Food & Drink

The Perfect Bar

And why the South has so many of them

Photo: Cedric Angeles

Arnaud's French 75 bartender Chris Hannah at work.

Toward the end of R. L. Burnside’s life, some television producers selected the North Mississippi blues shouter’s bleak, magisterial ode “Woke Up This Morning” as the opening theme for The Sopranos series. A little money began lapping at R. L.’s ankles. Not much changed for him except that he had to padlock his refrigerator with a stout porch-swing chain run through the handle—relatives and friends had begun dropping by when he was out and helping themselves to the potables, on the theory that the TV money would automatically refill the icebox.

“I made a New Year’s resolution,” he announced at a concert during this period. “I decided I was gonna quit drinkin’, unless I was by myself, or with somebody.”
Taking a cue from his impeccable logic, this is our theory: The South has produced such excellent establishments in which to drink “with somebody” because we have created such a cornucopia of fine, local, organically grown reasons to drink. Here are a few: Fishing. No fishing. Summer. Failing summer, Mardi Gras. Weeklong cotillions and/or “telephone book” weddings. Recovery from weeklong cotillions and/or “telephone book” weddings. SEC football championship, won. SEC football championship, lost. Cotton crop, good. Cotton crop, bad.

And so forth, covering every aspect of life, place, season, and hour of the day. The bars of the South have been designed to cradle and nurture this universe of infinite possibility. Take the dark, beautiful Esquire Tavern in San Antonio, established in 1933. The Esquire fronts onto Commerce Street but backs onto the River Walk—so that the caballeros entering the long tin-ceilinged room are accompanied on the left for the entire distance from street to river by nearly a hundred feet of oak bar. Walking along it, you think it will stop because the Texas boys must eventually have run out of wood. But—like Texas as a place and Texans as a people—the Esquire’s bar doesn’t stop until it hits the river. Being in the Esquire is by definition being “at” the bar.

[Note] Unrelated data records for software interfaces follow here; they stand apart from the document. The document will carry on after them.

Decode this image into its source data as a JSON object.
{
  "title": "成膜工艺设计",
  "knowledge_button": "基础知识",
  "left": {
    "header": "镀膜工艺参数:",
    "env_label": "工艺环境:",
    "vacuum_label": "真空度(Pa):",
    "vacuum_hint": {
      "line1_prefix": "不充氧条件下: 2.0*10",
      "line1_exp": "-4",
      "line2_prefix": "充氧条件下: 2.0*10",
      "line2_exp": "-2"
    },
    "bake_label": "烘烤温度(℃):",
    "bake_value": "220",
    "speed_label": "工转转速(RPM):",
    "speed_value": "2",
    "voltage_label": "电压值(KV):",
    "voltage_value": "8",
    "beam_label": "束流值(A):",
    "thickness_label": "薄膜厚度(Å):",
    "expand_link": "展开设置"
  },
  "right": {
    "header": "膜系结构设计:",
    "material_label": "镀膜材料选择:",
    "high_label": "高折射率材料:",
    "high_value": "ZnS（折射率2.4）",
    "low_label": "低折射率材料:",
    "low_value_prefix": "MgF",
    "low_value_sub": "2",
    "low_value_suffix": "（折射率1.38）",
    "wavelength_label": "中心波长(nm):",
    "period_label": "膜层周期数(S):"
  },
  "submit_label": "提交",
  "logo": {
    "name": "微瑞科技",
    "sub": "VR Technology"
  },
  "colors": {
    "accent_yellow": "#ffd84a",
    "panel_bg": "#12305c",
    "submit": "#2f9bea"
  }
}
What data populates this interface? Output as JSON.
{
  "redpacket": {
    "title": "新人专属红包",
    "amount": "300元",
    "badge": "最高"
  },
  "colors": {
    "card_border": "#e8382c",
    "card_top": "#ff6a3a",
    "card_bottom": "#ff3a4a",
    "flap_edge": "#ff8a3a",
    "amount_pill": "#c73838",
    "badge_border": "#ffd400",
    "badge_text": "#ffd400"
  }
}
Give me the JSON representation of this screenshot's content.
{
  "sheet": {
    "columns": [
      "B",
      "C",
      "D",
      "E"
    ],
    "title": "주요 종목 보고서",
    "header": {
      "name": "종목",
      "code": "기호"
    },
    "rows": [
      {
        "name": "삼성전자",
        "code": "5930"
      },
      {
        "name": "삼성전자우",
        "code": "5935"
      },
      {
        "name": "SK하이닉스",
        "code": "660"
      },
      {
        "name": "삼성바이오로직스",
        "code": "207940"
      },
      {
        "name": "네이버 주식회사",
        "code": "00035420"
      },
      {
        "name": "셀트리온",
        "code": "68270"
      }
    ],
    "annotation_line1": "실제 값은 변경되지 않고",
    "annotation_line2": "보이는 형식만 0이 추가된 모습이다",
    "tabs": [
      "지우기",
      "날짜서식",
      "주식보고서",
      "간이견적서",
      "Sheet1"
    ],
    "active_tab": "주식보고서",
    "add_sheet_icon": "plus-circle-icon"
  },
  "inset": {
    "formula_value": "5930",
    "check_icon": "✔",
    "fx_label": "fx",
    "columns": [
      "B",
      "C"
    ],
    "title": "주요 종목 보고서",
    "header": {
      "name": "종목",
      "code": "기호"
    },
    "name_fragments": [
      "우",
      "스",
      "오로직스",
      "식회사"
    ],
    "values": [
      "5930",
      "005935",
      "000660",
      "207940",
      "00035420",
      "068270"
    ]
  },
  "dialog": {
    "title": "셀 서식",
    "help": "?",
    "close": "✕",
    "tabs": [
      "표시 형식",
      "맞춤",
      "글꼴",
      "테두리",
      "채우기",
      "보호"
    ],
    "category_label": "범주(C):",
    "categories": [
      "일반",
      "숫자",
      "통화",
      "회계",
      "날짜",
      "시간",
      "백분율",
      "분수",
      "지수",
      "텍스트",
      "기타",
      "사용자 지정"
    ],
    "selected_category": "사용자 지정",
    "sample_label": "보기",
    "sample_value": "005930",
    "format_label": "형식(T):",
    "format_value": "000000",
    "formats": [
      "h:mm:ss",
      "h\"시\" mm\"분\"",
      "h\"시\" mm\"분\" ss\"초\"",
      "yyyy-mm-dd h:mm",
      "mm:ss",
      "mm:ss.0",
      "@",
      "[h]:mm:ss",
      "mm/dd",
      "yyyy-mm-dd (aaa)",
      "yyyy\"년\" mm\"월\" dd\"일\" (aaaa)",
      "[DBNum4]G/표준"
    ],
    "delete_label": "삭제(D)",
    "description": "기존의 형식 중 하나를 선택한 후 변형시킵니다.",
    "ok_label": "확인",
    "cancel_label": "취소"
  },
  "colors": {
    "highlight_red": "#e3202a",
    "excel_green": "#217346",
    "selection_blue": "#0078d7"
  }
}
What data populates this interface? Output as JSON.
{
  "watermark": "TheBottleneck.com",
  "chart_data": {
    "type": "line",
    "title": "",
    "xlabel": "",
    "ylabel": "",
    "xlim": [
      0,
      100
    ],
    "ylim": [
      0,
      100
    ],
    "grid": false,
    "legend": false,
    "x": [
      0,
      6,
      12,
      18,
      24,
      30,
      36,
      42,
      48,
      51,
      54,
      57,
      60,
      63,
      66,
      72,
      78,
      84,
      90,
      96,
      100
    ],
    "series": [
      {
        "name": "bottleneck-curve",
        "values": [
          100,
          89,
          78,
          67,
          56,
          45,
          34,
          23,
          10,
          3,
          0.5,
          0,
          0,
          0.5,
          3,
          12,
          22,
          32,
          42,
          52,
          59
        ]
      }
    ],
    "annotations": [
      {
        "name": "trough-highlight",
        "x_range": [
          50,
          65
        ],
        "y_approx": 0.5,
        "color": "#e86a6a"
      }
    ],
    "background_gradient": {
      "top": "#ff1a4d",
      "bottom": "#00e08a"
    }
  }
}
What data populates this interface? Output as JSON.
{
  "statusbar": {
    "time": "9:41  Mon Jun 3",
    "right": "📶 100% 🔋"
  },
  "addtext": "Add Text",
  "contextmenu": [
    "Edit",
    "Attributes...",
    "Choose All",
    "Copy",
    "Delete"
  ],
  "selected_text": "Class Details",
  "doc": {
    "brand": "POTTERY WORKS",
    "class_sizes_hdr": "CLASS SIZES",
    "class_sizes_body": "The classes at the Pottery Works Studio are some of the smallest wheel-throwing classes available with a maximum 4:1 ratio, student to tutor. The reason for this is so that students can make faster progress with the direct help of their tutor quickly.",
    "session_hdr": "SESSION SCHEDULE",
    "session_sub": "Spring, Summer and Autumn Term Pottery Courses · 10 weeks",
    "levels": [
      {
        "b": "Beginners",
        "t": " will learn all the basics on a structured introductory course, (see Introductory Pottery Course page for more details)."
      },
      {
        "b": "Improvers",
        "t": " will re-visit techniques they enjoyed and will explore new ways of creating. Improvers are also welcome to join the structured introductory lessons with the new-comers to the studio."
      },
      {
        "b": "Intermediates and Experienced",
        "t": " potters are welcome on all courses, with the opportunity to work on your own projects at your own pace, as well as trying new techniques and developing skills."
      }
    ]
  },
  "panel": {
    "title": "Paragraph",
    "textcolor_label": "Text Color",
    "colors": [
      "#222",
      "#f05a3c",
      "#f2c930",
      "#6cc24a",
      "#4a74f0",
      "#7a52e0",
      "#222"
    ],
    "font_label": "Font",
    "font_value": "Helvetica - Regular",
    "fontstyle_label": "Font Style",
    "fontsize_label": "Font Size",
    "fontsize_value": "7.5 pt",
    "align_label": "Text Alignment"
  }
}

The perfectly ramshackle Snake and Jake's in New Orleans.

Photo: Cedric Angeles

Dive In

The perfectly ramshackle Snake and Jake’s in New Orleans.

Great Southern bars are often at the edges of something big. At the Lorelei, the Islamorada watering hole on Upper Matecumbe Key in the Florida Keys beloved by backcountry guides and fishermen, a snowy egret patrols the rail next to the bar. Nobody pays him any mind, which is why he’s so comfortable hopping from the rail to the tables as the guides assess the tides and the moon and the performance of the tarpon over drinks at sunset. The egret is straight out of a Melville novel, a portentous beast of the wilderness, standing sentinel as the fishermen plot yet another invasion of his territory. The Lorelei is the last bit of civilization the guides see as they make the twenty-five-mile run in their skiffs for the backcountry, and the first bit of civilization they see as they return.

And then—at the other end of the socioeconomic spectrum from a bar catering to $600-a-day guides and the anglers who can afford them—there is the juke joint. I once visited the storied R. L. Burnside kitchen and tested the refrigerator chain personally, on an evening when a few of us had driven over to beg him to play a couple of sets at Junior Kimbrough’s juke joint outside Holly Springs, Mississippi. Burnside never locked his door. He just locked the refrigerator. The chain was on, which meant no R. L. We went to Junior’s anyway, hoping to find him there. He wasn’t. But his hyperkinetic grandson, drummer Cedric Burnside, was at Junior’s and played like the devil incarnate.

Junior’s has since burned to the ground as a result of what we might call terminal juke-joint-ness—meaning, the unholy combination of frayed 1930s wiring in a sharecropper’s house and moonshine in the larder. Technically, as a bar, Junior’s had nothing to recommend it. The moonshine could eat the deposits off a junkyard carburetor, and the beer was worse. But before its inevitable metamorphosis into an ash heap, Junior’s did have the rockingest house band in the South: Junior himself on guitar, Burnside on guitar, and Cedric on drums. After Junior died, the Kimbroughs and their associates kept doling out the dollar beers and the ’shine, R. L. and Cedric kept playing when they didn’t have paying gigs, and people kept driving in from miles around to dance on the busted linoleum.

In addition to the superb music, there were a couple of other Southern peculiarities. One was that nobody tried too hard. If Junior’s family had been trying harder, they might have offered something to eat besides the overcooked hot dogs, or found some slightly more palatable forms of swill. They didn’t. This bred an unapologetic, you’re-in-our-living-room level of hospitality. Anybody could walk into Junior’s and dance their asses off—anybody: the working people of Holly Springs, professors from Oxford, fans of Burnside’s from around the region. Junior’s effortlessly accomplished that stripped-down thing that often occurs in great Southern bars: It dove for the low end with such force and velocity that it punched through the bottom and came out on top.

And that is the mark of a perfect bar.